Tuesday, January 20, 2009

Donald's Coming Home!!, &tc.

I'm a bundle of nerves, today, mainly because Donald's flying home from Sweden, and I just can't make myself really believe that he's safer in those planes than behind the wheel of a car. He's still on the transatlantic leg of his journey-- by far the worst part of the trip, at over ten hours of tedium. I'll breathe a little easier when that flight's safely landed, but then there's still one more flight to go. My stomach gets tied up in knots over airplanes...

I've been able to track Donald's flights on the airline's website-- whether they've been delayed and why, exactly when they depart and arrive-- that sort of thing. Thanks to that nifty feature, I saw that his transatlantic flight (the other way over) was "delayed due to accommodating passengers", though I wasn't exactly certain what that meant. It sounded a little ominous to me, but fortunately it wasn't a very long delay, and they actually landed in Amsterdam a bit ahead of schedule.

When I spoke to him the next day (after he finally reached his parents' home), he explained that, as he understood it, a few people had smuggled alcohol aboard the plane and were kicked off the flight, and the delay was due to finding and removing their luggage. Pretty weird! On that same flight, someone came in over the intercom asking for anyone with medical knowledge to go to the back of the plane! (I'm glad I wasn't on that flight!)

Over the weekend (and yesterday), I gave my parents and maternal grandparents a little help planting pine seedlings (saplings? not sure what the difference is...) on the property where they'll eventually be building. The trees are tiny, but this type (slash pine) usually grow amazingly fast.

Trixie is systematically attacking every bit of "decor" around the yard. She finds things that I haven't noticed in months (if not years)-- and then proceeds to destroy them. Her latest acquisitions: a plastic, bird-shaped garden stake (the type with the wings that twirl in the wind) and a metal, dolphin-shaped medallion attached to some wind chimes (the weight/wind-catcher part). I'm thinking she focused on these because it's been so windy the past few days, but she's previously directed her attentions toward harmless, non-moving, non-noise-making items. She's a terror to lawn ornaments, that dog.

One of my parents' Shelties, Mandy, had a run-in with a skunk, last night. (The crazy thing-- the skunk, not the dog ;o)-- even chased her right up to the steps of the house!) Before anyone knew that she'd been sprayed, she was taken to a bathroom, and though she was only inside for a few minutes, Mom's had a job getting the smell out of the house. And of course poor Mandy will have to undergo some destinkification processes, too. In the meantime, she has to stay in an out-building (shed/barn). What a lot of trouble from a chance encounter with the dreaded "polecat"!

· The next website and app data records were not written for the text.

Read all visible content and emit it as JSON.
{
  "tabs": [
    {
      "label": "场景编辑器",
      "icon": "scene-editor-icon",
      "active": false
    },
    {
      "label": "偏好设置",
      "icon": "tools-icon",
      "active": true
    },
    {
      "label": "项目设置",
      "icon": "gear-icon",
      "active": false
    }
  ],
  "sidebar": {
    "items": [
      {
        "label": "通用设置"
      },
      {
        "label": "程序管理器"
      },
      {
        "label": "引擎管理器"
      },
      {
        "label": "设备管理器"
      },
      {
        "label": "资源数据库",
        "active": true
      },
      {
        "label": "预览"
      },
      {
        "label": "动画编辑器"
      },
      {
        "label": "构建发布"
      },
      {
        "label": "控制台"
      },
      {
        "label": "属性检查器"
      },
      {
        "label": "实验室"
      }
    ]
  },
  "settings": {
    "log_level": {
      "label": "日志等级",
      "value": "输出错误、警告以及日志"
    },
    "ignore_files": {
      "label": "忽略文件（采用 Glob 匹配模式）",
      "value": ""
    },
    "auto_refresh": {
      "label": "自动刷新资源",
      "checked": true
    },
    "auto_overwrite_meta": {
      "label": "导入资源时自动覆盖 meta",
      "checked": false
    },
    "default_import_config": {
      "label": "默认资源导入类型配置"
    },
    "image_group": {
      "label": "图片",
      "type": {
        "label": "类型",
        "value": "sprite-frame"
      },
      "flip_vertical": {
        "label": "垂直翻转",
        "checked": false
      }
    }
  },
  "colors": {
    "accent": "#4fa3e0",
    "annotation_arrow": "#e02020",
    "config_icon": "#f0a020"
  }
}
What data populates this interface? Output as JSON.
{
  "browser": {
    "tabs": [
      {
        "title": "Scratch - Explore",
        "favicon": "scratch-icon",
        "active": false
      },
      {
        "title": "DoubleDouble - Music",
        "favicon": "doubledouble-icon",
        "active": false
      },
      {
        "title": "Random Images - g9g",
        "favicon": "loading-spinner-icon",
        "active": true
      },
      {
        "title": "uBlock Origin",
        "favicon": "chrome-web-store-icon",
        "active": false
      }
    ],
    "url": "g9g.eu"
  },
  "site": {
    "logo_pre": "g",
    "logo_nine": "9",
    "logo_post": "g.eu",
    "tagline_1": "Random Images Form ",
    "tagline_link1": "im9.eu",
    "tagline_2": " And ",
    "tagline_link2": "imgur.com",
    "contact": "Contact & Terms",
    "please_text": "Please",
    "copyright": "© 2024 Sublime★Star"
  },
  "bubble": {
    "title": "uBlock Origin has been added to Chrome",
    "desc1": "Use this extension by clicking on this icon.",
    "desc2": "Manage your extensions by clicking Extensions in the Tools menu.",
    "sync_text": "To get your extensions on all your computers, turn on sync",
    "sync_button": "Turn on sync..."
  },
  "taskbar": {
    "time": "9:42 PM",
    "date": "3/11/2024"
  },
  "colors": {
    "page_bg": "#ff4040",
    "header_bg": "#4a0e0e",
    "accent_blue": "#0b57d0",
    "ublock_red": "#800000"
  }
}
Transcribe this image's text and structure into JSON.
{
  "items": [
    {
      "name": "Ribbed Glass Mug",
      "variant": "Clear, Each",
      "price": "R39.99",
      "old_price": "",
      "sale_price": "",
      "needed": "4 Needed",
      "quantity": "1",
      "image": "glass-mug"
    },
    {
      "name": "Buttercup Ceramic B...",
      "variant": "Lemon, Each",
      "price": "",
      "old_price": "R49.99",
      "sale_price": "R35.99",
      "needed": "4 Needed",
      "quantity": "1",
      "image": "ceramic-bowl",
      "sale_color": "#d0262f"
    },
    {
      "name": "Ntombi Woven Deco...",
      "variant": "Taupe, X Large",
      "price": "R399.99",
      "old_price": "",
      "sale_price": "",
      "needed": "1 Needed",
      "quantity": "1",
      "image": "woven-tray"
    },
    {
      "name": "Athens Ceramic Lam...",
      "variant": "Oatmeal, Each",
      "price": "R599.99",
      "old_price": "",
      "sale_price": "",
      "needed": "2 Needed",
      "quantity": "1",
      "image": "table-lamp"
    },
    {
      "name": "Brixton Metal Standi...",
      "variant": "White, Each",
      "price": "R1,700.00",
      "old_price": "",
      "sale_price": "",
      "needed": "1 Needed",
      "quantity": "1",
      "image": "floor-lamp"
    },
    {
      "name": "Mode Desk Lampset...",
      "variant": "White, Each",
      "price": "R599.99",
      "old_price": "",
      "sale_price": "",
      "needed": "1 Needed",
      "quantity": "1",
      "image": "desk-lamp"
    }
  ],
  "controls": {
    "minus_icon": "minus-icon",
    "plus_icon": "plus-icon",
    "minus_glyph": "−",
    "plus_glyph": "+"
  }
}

I started cutting squares for a denim rag quilt back in November 2007. Rag quilts are just about the simplest quilt you can make, I guess, and yet it has taken me a bit over a year to finally finish my first one! (And it's still not technically finished, since I have lots of snipping to do-- not to mention putting it through the wash a couple of times to get it really raggedy.)

In my defense, once I started sewing at it in earnest, it didn't take me long to do. I ran into a problem-- a broken needle on my sewing machine-- early in the project (probably back in 2007). After that, I set it aside and was hesitant to pick it back up again, wondering if my machine (and I) could handle all those layers of fabric. It turns out I needn't have worried, though. I went through the rest of the project without breaking any needles.

All in all, the process went very smoothly. It's certainly not the work of an expert. There are many places where the blocks don't line up perfectly-- and I got careless (tired?) at the end, so the final seam around the whole quilt is not a uniform distance from the edge of the fabric-- but I told myself at the time that it's supposed to look somewhat haphazard-- and it'll definitely work as a lap quilt, despite cosmetic flaws. I'm satisfied, and since I'm the one who'll be using it, that's good enough.

Here's the quilt, pre-snipping and not yet thoroughly "ragged":

I'll have to photograph the back, too. I went to a fair deal of trouble making sure my three colors of flannel backing fell into a specific pattern. It's nothing fancy-- just diagonal lines-- but still, after putting in the effort, I want people to notice it. ;o) I thought it would show more from the front (in the exposed seams), and maybe it will, once it's ragged out. Right now, though, it looks pretty random.

Anyway-- that's one craft project nearly completed! Soon I can move on to another sewing project, and with the knowledge that I can finish sewing a quilt, even if it takes me more than a year.